Their findings could not be confirmed by our study using longer follow-up of Whitehall II, where we have taken account of practice effects by adjusting for the number of cognitive tests a participant has completed in previous phases.
Stratified analyses showed that higher employment grade may be protective against cognitive decline while people were still working, but this ‘protective effect’ went away when individuals retired. According to the cognitive reserve hypothesis, engagement in mentally challenging activities can yield additional neuronal resources that may prevent cognitive decline .
Higher grade jobs have higher levels of skill discretion implying more opportunities for the use of skills and variety of work , which suggests higher levels of mental processing than clerical/support jobs. Thus, our observation that employees in higher grades had slower decline during employment is plausible.
This protection of higher grades no longer exists after retirement. As expected by the ‘use it or lose it’ hypothesis, the decline in verbal memory was similar in all participants irrespective of their pre-retirement employment grade.

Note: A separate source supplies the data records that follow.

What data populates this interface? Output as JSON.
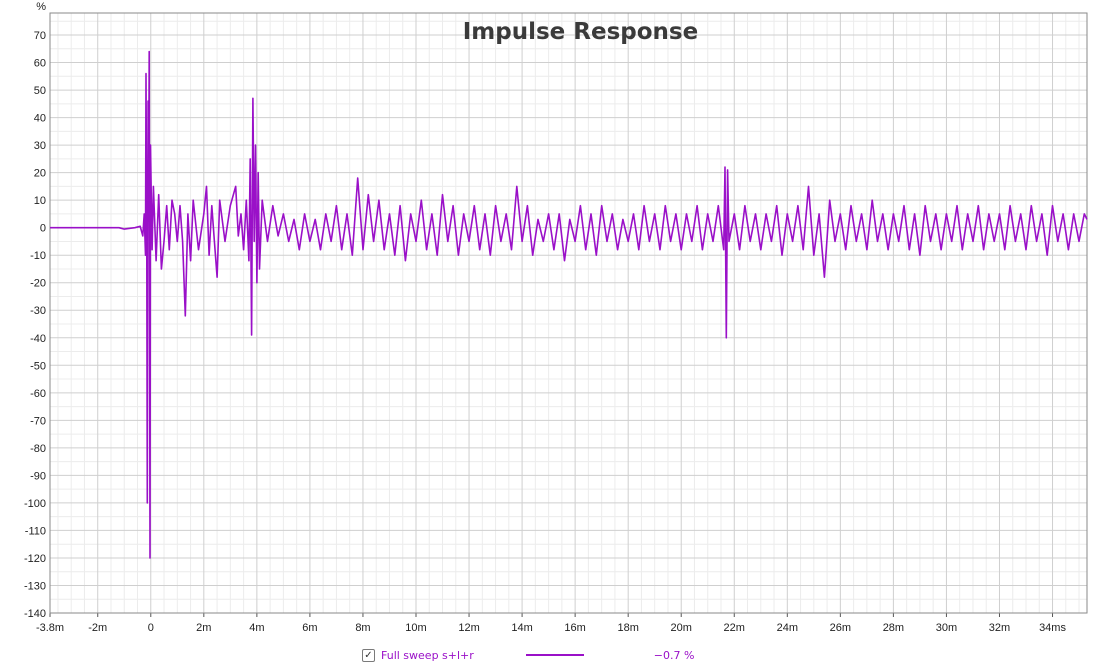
{
  "chart_data": {
    "type": "line",
    "title": "Impulse Response",
    "ylabel": "%",
    "xlabel": "",
    "xlim": [
      -3.8,
      35.3
    ],
    "ylim": [
      -140,
      78
    ],
    "grid": true,
    "x_ticks": [
      {
        "v": -3.8,
        "label": "-3.8m"
      },
      {
        "v": -2,
        "label": "-2m"
      },
      {
        "v": 0,
        "label": "0"
      },
      {
        "v": 2,
        "label": "2m"
      },
      {
        "v": 4,
        "label": "4m"
      },
      {
        "v": 6,
        "label": "6m"
      },
      {
        "v": 8,
        "label": "8m"
      },
      {
        "v": 10,
        "label": "10m"
      },
      {
        "v": 12,
        "label": "12m"
      },
      {
        "v": 14,
        "label": "14m"
      },
      {
        "v": 16,
        "label": "16m"
      },
      {
        "v": 18,
        "label": "18m"
      },
      {
        "v": 20,
        "label": "20m"
      },
      {
        "v": 22,
        "label": "22m"
      },
      {
        "v": 24,
        "label": "24m"
      },
      {
        "v": 26,
        "label": "26m"
      },
      {
        "v": 28,
        "label": "28m"
      },
      {
        "v": 30,
        "label": "30m"
      },
      {
        "v": 32,
        "label": "32m"
      },
      {
        "v": 34,
        "label": "34ms"
      }
    ],
    "y_ticks": [
      70,
      60,
      50,
      40,
      30,
      20,
      10,
      0,
      -10,
      -20,
      -30,
      -40,
      -50,
      -60,
      -70,
      -80,
      -90,
      -100,
      -110,
      -120,
      -130,
      -140
    ],
    "series": [
      {
        "name": "Full sweep s+l+r",
        "legend_value": "−0.7 %",
        "color": "#9a10c8",
        "points": [
          [
            -3.8,
            0
          ],
          [
            -2,
            0
          ],
          [
            -1.2,
            0
          ],
          [
            -1.0,
            -0.5
          ],
          [
            -0.6,
            0
          ],
          [
            -0.4,
            0.5
          ],
          [
            -0.3,
            -3
          ],
          [
            -0.25,
            5
          ],
          [
            -0.2,
            -10
          ],
          [
            -0.18,
            56
          ],
          [
            -0.15,
            -12
          ],
          [
            -0.13,
            -100
          ],
          [
            -0.1,
            46
          ],
          [
            -0.08,
            10
          ],
          [
            -0.06,
            64
          ],
          [
            -0.03,
            -120
          ],
          [
            -0.01,
            30
          ],
          [
            0.05,
            -8
          ],
          [
            0.1,
            15
          ],
          [
            0.2,
            -12
          ],
          [
            0.3,
            12
          ],
          [
            0.4,
            -15
          ],
          [
            0.5,
            -5
          ],
          [
            0.6,
            8
          ],
          [
            0.7,
            -8
          ],
          [
            0.8,
            10
          ],
          [
            0.9,
            5
          ],
          [
            1.0,
            -5
          ],
          [
            1.1,
            8
          ],
          [
            1.2,
            -5
          ],
          [
            1.3,
            -32
          ],
          [
            1.4,
            5
          ],
          [
            1.5,
            -12
          ],
          [
            1.6,
            10
          ],
          [
            1.8,
            -8
          ],
          [
            2.0,
            5
          ],
          [
            2.1,
            15
          ],
          [
            2.2,
            -10
          ],
          [
            2.3,
            8
          ],
          [
            2.4,
            -5
          ],
          [
            2.5,
            -18
          ],
          [
            2.6,
            10
          ],
          [
            2.8,
            -5
          ],
          [
            3.0,
            8
          ],
          [
            3.2,
            15
          ],
          [
            3.3,
            -3
          ],
          [
            3.4,
            5
          ],
          [
            3.5,
            -8
          ],
          [
            3.6,
            10
          ],
          [
            3.7,
            -12
          ],
          [
            3.75,
            25
          ],
          [
            3.8,
            -39
          ],
          [
            3.85,
            47
          ],
          [
            3.9,
            -5
          ],
          [
            3.95,
            30
          ],
          [
            4.0,
            -20
          ],
          [
            4.05,
            20
          ],
          [
            4.1,
            -15
          ],
          [
            4.2,
            10
          ],
          [
            4.4,
            -5
          ],
          [
            4.6,
            8
          ],
          [
            4.8,
            -3
          ],
          [
            5.0,
            5
          ],
          [
            5.2,
            -5
          ],
          [
            5.4,
            3
          ],
          [
            5.6,
            -8
          ],
          [
            5.8,
            5
          ],
          [
            6.0,
            -5
          ],
          [
            6.2,
            3
          ],
          [
            6.4,
            -8
          ],
          [
            6.6,
            5
          ],
          [
            6.8,
            -5
          ],
          [
            7.0,
            8
          ],
          [
            7.2,
            -8
          ],
          [
            7.4,
            5
          ],
          [
            7.6,
            -10
          ],
          [
            7.8,
            18
          ],
          [
            8.0,
            -8
          ],
          [
            8.2,
            12
          ],
          [
            8.4,
            -5
          ],
          [
            8.6,
            10
          ],
          [
            8.8,
            -8
          ],
          [
            9.0,
            5
          ],
          [
            9.2,
            -10
          ],
          [
            9.4,
            8
          ],
          [
            9.6,
            -12
          ],
          [
            9.8,
            5
          ],
          [
            10.0,
            -5
          ],
          [
            10.2,
            10
          ],
          [
            10.4,
            -8
          ],
          [
            10.6,
            5
          ],
          [
            10.8,
            -10
          ],
          [
            11.0,
            12
          ],
          [
            11.2,
            -5
          ],
          [
            11.4,
            8
          ],
          [
            11.6,
            -10
          ],
          [
            11.8,
            5
          ],
          [
            12.0,
            -5
          ],
          [
            12.2,
            8
          ],
          [
            12.4,
            -8
          ],
          [
            12.6,
            5
          ],
          [
            12.8,
            -10
          ],
          [
            13.0,
            8
          ],
          [
            13.2,
            -5
          ],
          [
            13.4,
            5
          ],
          [
            13.6,
            -8
          ],
          [
            13.8,
            15
          ],
          [
            14.0,
            -5
          ],
          [
            14.2,
            8
          ],
          [
            14.4,
            -10
          ],
          [
            14.6,
            3
          ],
          [
            14.8,
            -5
          ],
          [
            15.0,
            5
          ],
          [
            15.2,
            -8
          ],
          [
            15.4,
            5
          ],
          [
            15.6,
            -12
          ],
          [
            15.8,
            3
          ],
          [
            16.0,
            -5
          ],
          [
            16.2,
            8
          ],
          [
            16.4,
            -8
          ],
          [
            16.6,
            5
          ],
          [
            16.8,
            -10
          ],
          [
            17.0,
            8
          ],
          [
            17.2,
            -5
          ],
          [
            17.4,
            5
          ],
          [
            17.6,
            -8
          ],
          [
            17.8,
            3
          ],
          [
            18.0,
            -5
          ],
          [
            18.2,
            5
          ],
          [
            18.4,
            -8
          ],
          [
            18.6,
            8
          ],
          [
            18.8,
            -5
          ],
          [
            19.0,
            5
          ],
          [
            19.2,
            -8
          ],
          [
            19.4,
            8
          ],
          [
            19.6,
            -5
          ],
          [
            19.8,
            5
          ],
          [
            20.0,
            -8
          ],
          [
            20.2,
            5
          ],
          [
            20.4,
            -5
          ],
          [
            20.6,
            8
          ],
          [
            20.8,
            -8
          ],
          [
            21.0,
            5
          ],
          [
            21.2,
            -5
          ],
          [
            21.4,
            8
          ],
          [
            21.6,
            -8
          ],
          [
            21.65,
            22
          ],
          [
            21.7,
            -40
          ],
          [
            21.75,
            21
          ],
          [
            21.8,
            -5
          ],
          [
            22.0,
            5
          ],
          [
            22.2,
            -8
          ],
          [
            22.4,
            8
          ],
          [
            22.6,
            -5
          ],
          [
            22.8,
            5
          ],
          [
            23.0,
            -8
          ],
          [
            23.2,
            5
          ],
          [
            23.4,
            -5
          ],
          [
            23.6,
            8
          ],
          [
            23.8,
            -10
          ],
          [
            24.0,
            5
          ],
          [
            24.2,
            -5
          ],
          [
            24.4,
            8
          ],
          [
            24.6,
            -8
          ],
          [
            24.8,
            15
          ],
          [
            25.0,
            -10
          ],
          [
            25.2,
            5
          ],
          [
            25.4,
            -18
          ],
          [
            25.6,
            10
          ],
          [
            25.8,
            -5
          ],
          [
            26.0,
            5
          ],
          [
            26.2,
            -8
          ],
          [
            26.4,
            8
          ],
          [
            26.6,
            -5
          ],
          [
            26.8,
            5
          ],
          [
            27.0,
            -8
          ],
          [
            27.2,
            10
          ],
          [
            27.4,
            -5
          ],
          [
            27.6,
            5
          ],
          [
            27.8,
            -8
          ],
          [
            28.0,
            5
          ],
          [
            28.2,
            -5
          ],
          [
            28.4,
            8
          ],
          [
            28.6,
            -8
          ],
          [
            28.8,
            5
          ],
          [
            29.0,
            -10
          ],
          [
            29.2,
            8
          ],
          [
            29.4,
            -5
          ],
          [
            29.6,
            5
          ],
          [
            29.8,
            -8
          ],
          [
            30.0,
            5
          ],
          [
            30.2,
            -5
          ],
          [
            30.4,
            8
          ],
          [
            30.6,
            -8
          ],
          [
            30.8,
            5
          ],
          [
            31.0,
            -5
          ],
          [
            31.2,
            8
          ],
          [
            31.4,
            -8
          ],
          [
            31.6,
            5
          ],
          [
            31.8,
            -5
          ],
          [
            32.0,
            5
          ],
          [
            32.2,
            -8
          ],
          [
            32.4,
            8
          ],
          [
            32.6,
            -5
          ],
          [
            32.8,
            5
          ],
          [
            33.0,
            -8
          ],
          [
            33.2,
            8
          ],
          [
            33.4,
            -5
          ],
          [
            33.6,
            5
          ],
          [
            33.8,
            -10
          ],
          [
            34.0,
            8
          ],
          [
            34.2,
            -5
          ],
          [
            34.4,
            5
          ],
          [
            34.6,
            -8
          ],
          [
            34.8,
            5
          ],
          [
            35.0,
            -5
          ],
          [
            35.2,
            5
          ],
          [
            35.3,
            3
          ]
        ]
      }
    ]
  },
  "legend": {
    "checkbox_mark": "✓"
  }
}
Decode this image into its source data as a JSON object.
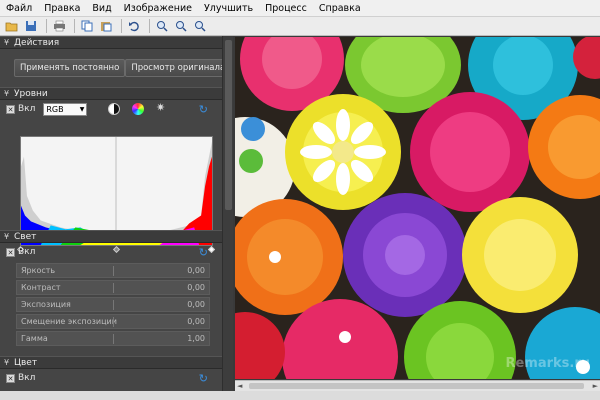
{
  "menu": {
    "items": [
      "Файл",
      "Правка",
      "Вид",
      "Изображение",
      "Улучшить",
      "Процесс",
      "Справка"
    ]
  },
  "toolbar": {
    "icons": [
      "open-icon",
      "save-icon",
      "print-icon",
      "copy-icon",
      "paste-icon",
      "undo-icon",
      "zoom-in-icon",
      "zoom-out-icon",
      "zoom-fit-icon"
    ]
  },
  "actions": {
    "title": "Действия",
    "apply_label": "Применять постоянно",
    "preview_label": "Просмотр оригинала"
  },
  "levels": {
    "title": "Уровни",
    "enable_label": "Вкл",
    "channel": "RGB"
  },
  "light": {
    "title": "Свет",
    "enable_label": "Вкл",
    "params": [
      {
        "label": "Яркость",
        "value": "0,00"
      },
      {
        "label": "Контраст",
        "value": "0,00"
      },
      {
        "label": "Экспозиция",
        "value": "0,00"
      },
      {
        "label": "Смещение экспозиции",
        "value": "0,00"
      },
      {
        "label": "Гамма",
        "value": "1,00"
      }
    ]
  },
  "color": {
    "title": "Цвет",
    "enable_label": "Вкл"
  },
  "watermark": "Remarks.ru"
}
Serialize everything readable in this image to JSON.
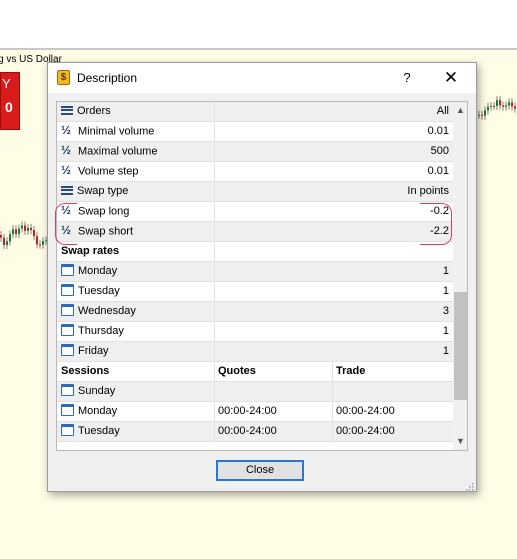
{
  "background": {
    "symbol_text": "g vs US Dollar",
    "trade_letter": "Y",
    "trade_digit": "0"
  },
  "dialog": {
    "title": "Description",
    "help_label": "?",
    "close_icon_glyph": "✕",
    "close_button_label": "Close"
  },
  "spec_rows": [
    {
      "icon": "list-icon",
      "name": "Orders",
      "value": "All"
    },
    {
      "icon": "fraction-icon",
      "name": "Minimal volume",
      "value": "0.01"
    },
    {
      "icon": "fraction-icon",
      "name": "Maximal volume",
      "value": "500"
    },
    {
      "icon": "fraction-icon",
      "name": "Volume step",
      "value": "0.01"
    },
    {
      "icon": "list-icon",
      "name": "Swap type",
      "value": "In points"
    },
    {
      "icon": "fraction-icon",
      "name": "Swap long",
      "value": "-0.2"
    },
    {
      "icon": "fraction-icon",
      "name": "Swap short",
      "value": "-2.2"
    }
  ],
  "swap_rates": {
    "header": "Swap rates",
    "rows": [
      {
        "name": "Monday",
        "value": "1"
      },
      {
        "name": "Tuesday",
        "value": "1"
      },
      {
        "name": "Wednesday",
        "value": "3"
      },
      {
        "name": "Thursday",
        "value": "1"
      },
      {
        "name": "Friday",
        "value": "1"
      }
    ]
  },
  "sessions": {
    "header": "Sessions",
    "col_quotes": "Quotes",
    "col_trade": "Trade",
    "rows": [
      {
        "name": "Sunday",
        "quotes": "",
        "trade": ""
      },
      {
        "name": "Monday",
        "quotes": "00:00-24:00",
        "trade": "00:00-24:00"
      },
      {
        "name": "Tuesday",
        "quotes": "00:00-24:00",
        "trade": "00:00-24:00"
      }
    ]
  },
  "colors": {
    "chart_bg": "#fffde6",
    "annotation": "#e63a5a",
    "focus_border": "#2a76d0"
  }
}
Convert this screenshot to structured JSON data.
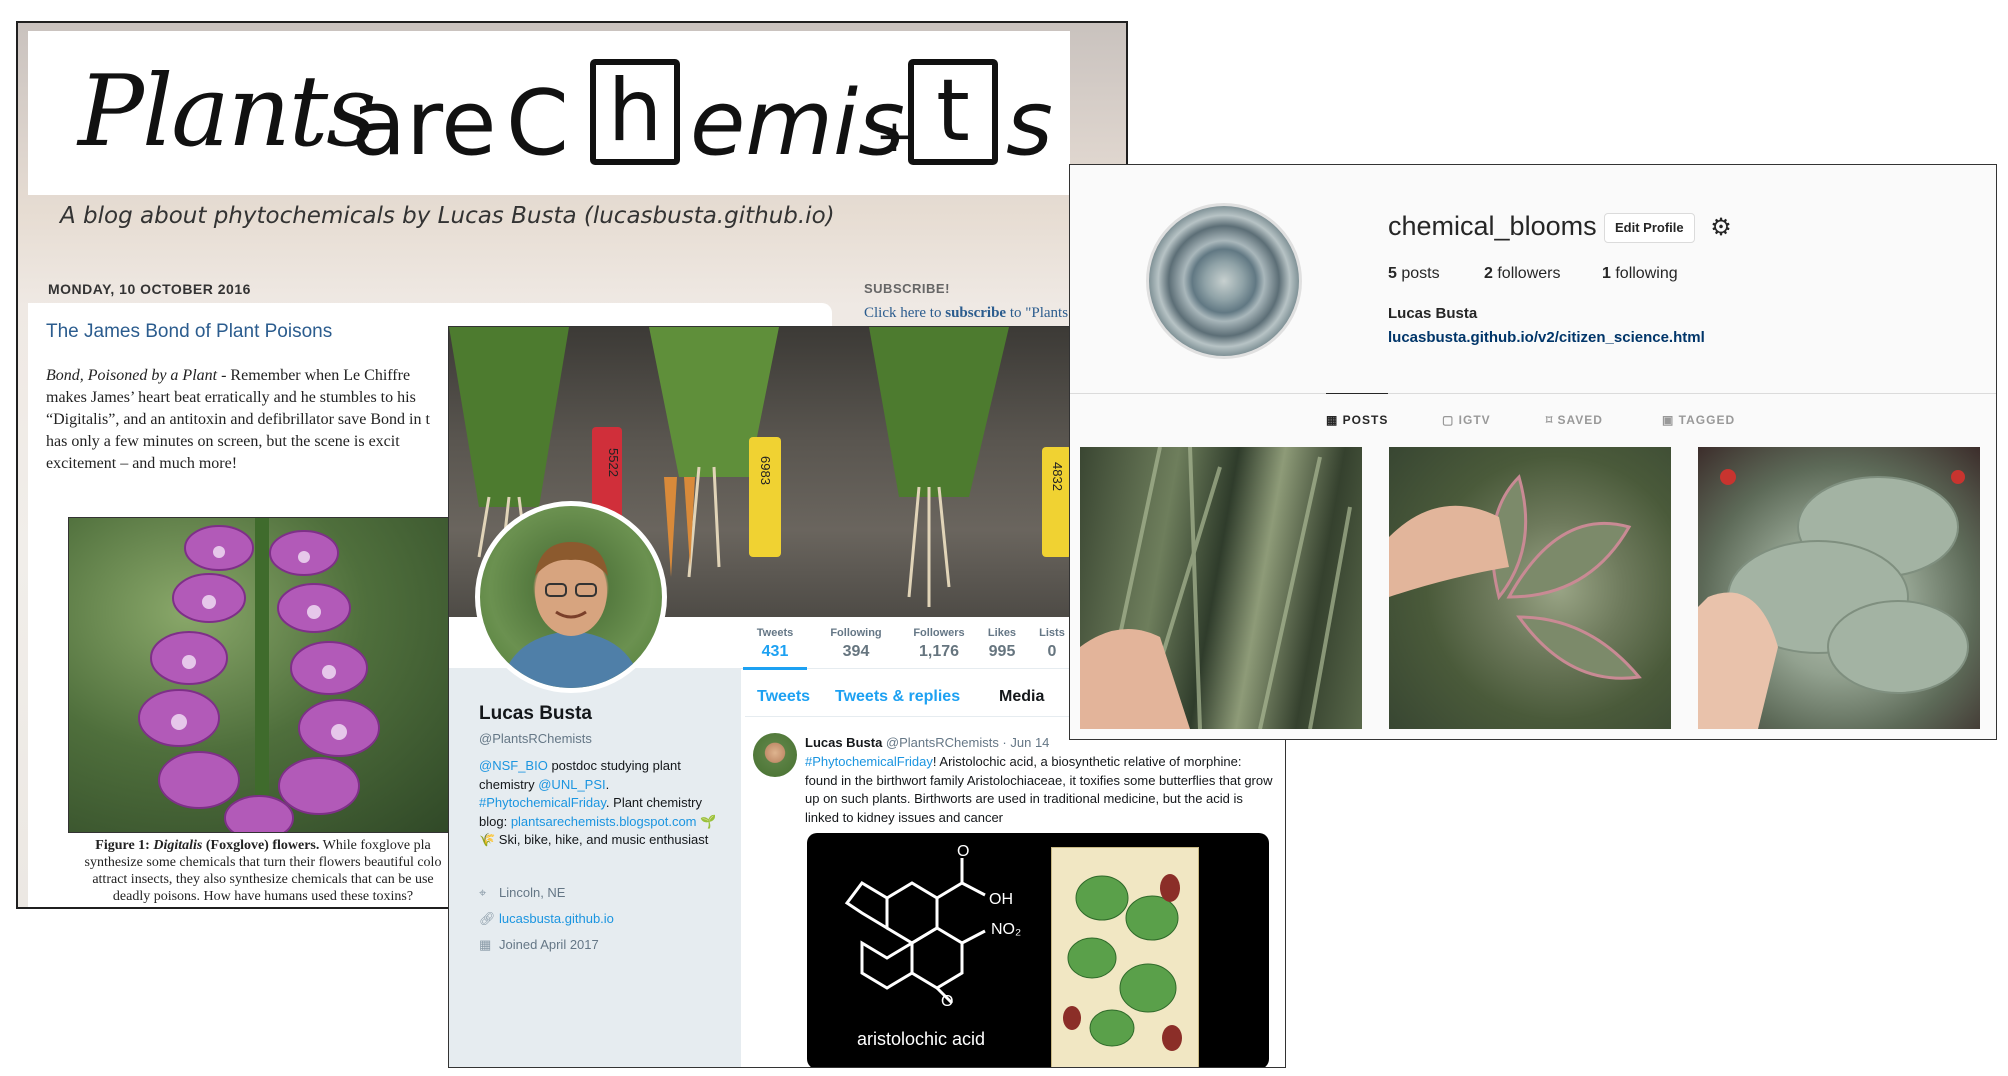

Our findings on employment grade are in agreement with the observations from SHARE, showing that the average effect of retirement on cognition was negative, and the negative effect of retirement disappeared when the sample was restricted to people who worked in more physically demanding occupations . Our stratified results are also in line with Finkel et al.’s work, which found that retirement from more complex jobs was related to a faster rate of cognitive decline in the longitudinal Swedish Adoption/Twin Study of Aging .
However, Fisher et al.  found that participants from occupations characterised by higher levels of mental demands showed slightly higher cognitive performance and less steep decline both before and after retirement, compared with individuals who were engaged in fewer mental demands.
It is likely that employment grades may not only represent job mental demands but also serve as an indicator of broader working environments as well as post-retirement financial resources and social support. People in higher employment grades may have a stronger attachment to their work role, and thus retirement may be more detrimental to them because of this role loss. Future studies might investigate different preretirement occupational characteristics in order to understand the nature and mechanisms underlying the cognitive effects of retirement.
Our findings on employment grade should be interpreted cautiously because only 12.1% of our analytic sample was retired from clerical/support grade, and the interaction by employment grade was only marginally significant.
Therefore, we cannot rule out the possibility that the different results found for clerical/support grade were due to selection bias. It is also worth pointing out that, even though individuals in higher grades had a faster rate of cognitive decline after retirement compared to before retirement, they still had higher average levels of cognition than people in the lowest grade, both before and after retirement. This suggests that although retirement seems to be more detrimental for those in higher grades, people in the lowest grade remain at greatest risk of developing cognition problems.
We found no significant sex differences in terms of the effect of retirement on verbal memory. However, less than 30% of our sample are women, with even fewer women in the higher grades, so it is possible that the study lacked the power to detect potential sex differences.
reference link :https://www.ncbi.nlm.nih.gov/pmc/articles/PMC6153553/
More information: Jo Mhairi Hale et al, Does postponing retirement affect cognitive function? A counterfactual experiment to disentangle life course risk factors, SSM – Population Health (2021). DOI: 10.1016/j.ssmph.2021.100855